**Problem:** I would like you to restate each record word for word.

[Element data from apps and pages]
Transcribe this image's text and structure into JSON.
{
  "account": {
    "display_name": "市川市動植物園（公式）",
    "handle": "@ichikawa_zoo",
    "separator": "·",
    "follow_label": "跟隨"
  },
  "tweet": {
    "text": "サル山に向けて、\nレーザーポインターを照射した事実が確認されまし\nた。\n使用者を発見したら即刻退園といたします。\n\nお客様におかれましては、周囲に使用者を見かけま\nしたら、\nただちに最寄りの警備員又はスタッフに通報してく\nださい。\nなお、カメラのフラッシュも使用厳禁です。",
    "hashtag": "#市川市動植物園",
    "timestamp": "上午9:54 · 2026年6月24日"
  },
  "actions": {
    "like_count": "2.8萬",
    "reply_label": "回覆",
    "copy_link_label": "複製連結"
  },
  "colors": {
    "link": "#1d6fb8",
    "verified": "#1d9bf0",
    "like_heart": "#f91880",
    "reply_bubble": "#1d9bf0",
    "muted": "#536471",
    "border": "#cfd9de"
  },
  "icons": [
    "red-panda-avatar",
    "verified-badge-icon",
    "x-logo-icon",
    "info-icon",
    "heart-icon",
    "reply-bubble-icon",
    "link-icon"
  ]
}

**Answer space:**
Transcribe this image's text and structure into JSON.
{
  "account": {
    "display_name": "市川市動植物園（公式）",
    "handle": "@ichikawa_zoo",
    "separator": "·",
    "follow_label": "跟隨"
  },
  "tweet": {
    "text": "サル山に向けて、\nレーザーポインターを照射した事実が確認されまし\nた。\n使用者を発見したら即刻退園といたします。\n\nお客様におかれましては、周囲に使用者を見かけま\nしたら、\nただちに最寄りの警備員又はスタッフに通報してく\nださい。\nなお、カメラのフラッシュも使用厳禁です。",
    "hashtag": "#市川市動植物園",
    "timestamp": "上午9:54 · 2026年6月24日"
  },
  "actions": {
    "like_count": "2.8萬",
    "reply_label": "回覆",
    "copy_link_label": "複製連結"
  },
  "colors": {
    "link": "#1d6fb8",
    "verified": "#1d9bf0",
    "like_heart": "#f91880",
    "reply_bubble": "#1d9bf0",
    "muted": "#536471",
    "border": "#cfd9de"
  },
  "icons": [
    "red-panda-avatar",
    "verified-badge-icon",
    "x-logo-icon",
    "info-icon",
    "heart-icon",
    "reply-bubble-icon",
    "link-icon"
  ]
}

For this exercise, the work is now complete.